Queen Square, Bath
Architect: John Wood the Elder (1728-1736)
Book: John Wood. An essay towards a description of Bath, vol. II, pl. 12-13 (1749)
Source: RIBA British Architectural Library
Bath’s visual transformation from medieval town to modern spa is due principally to three men. ‘Beau’ Nash led society, ensuring entertainment for its fashion-conscious visitors; Ralph Allen owned local quarries and invested in developments; while John Wood the Elder (1704-54) laid out new streets and squares and designed the new buildings for them.
Wood the Elder was responsible for planning Bath’s great sequence of residential spaces: Queen’s Square, The Circus, and the Royal Crescent, (in its basic form). This engraving is an early plan for his earliest masterpiece, Queen Square. Built between 1728 and 1736, it contained only private houses, but was designed on a handsome scale. The north side, containing the most prestigious properties, was conceived externally as a single palatial façade in the fashionable Palladian style. A great temple front with pavilions, it was actually made up of seven individual houses.

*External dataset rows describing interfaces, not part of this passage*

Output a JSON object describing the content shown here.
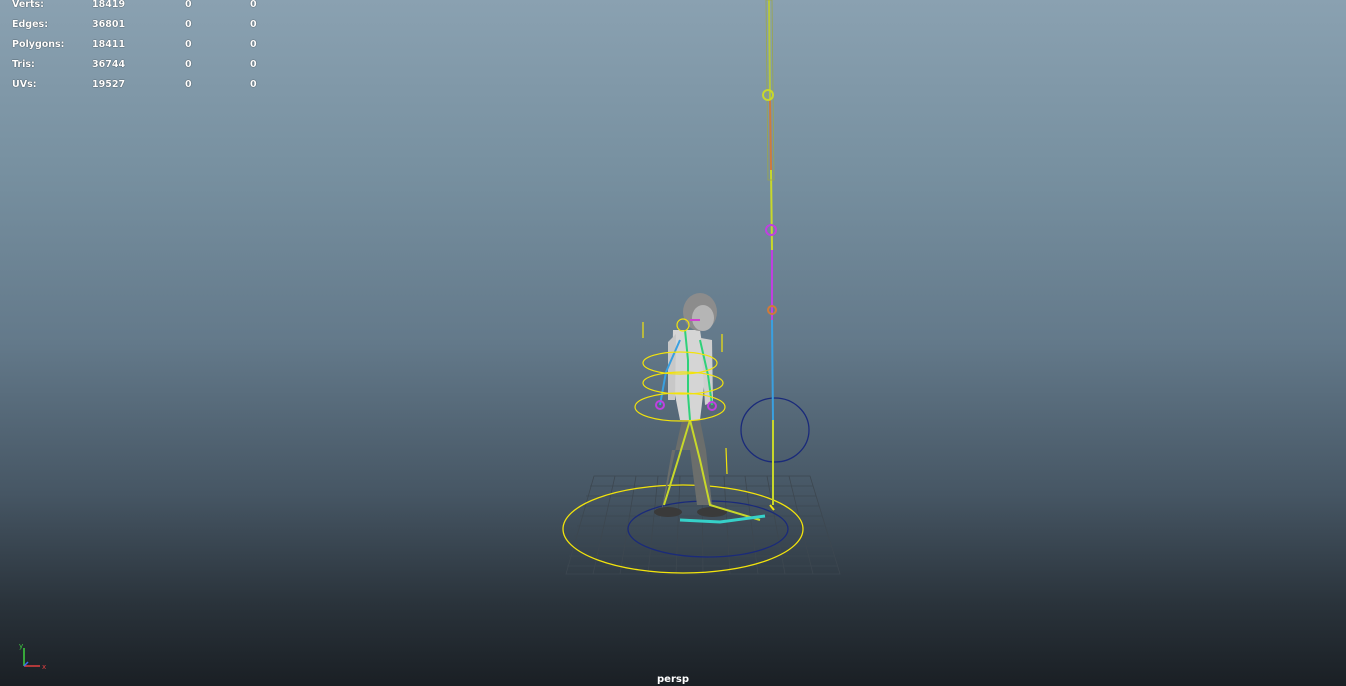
{
  "hud": {
    "rows": [
      {
        "label": "Verts:",
        "values": [
          "18419",
          "0",
          "0"
        ]
      },
      {
        "label": "Edges:",
        "values": [
          "36801",
          "0",
          "0"
        ]
      },
      {
        "label": "Polygons:",
        "values": [
          "18411",
          "0",
          "0"
        ]
      },
      {
        "label": "Tris:",
        "values": [
          "36744",
          "0",
          "0"
        ]
      },
      {
        "label": "UVs:",
        "values": [
          "19527",
          "0",
          "0"
        ]
      }
    ]
  },
  "viewport": {
    "camera_label": "persp",
    "axis": {
      "y_label": "y",
      "x_label": "x",
      "y_color": "#3fd13f",
      "x_color": "#e04040"
    }
  },
  "colors": {
    "control_yellow": "#f2e30c",
    "control_navy": "#1a2a7a",
    "grid": "#3d4750"
  }
}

The plan shown here indicates how carefully Wood considered views in his new layout. Geometric gardens were at the heart of the scheme; elsewhere, buildings provided focal points. It also shows how he thought of terraces as blocks, rather than individual properties. This vision was central to creating a grand urban environment. How suitable then that one of the streets should be named after him.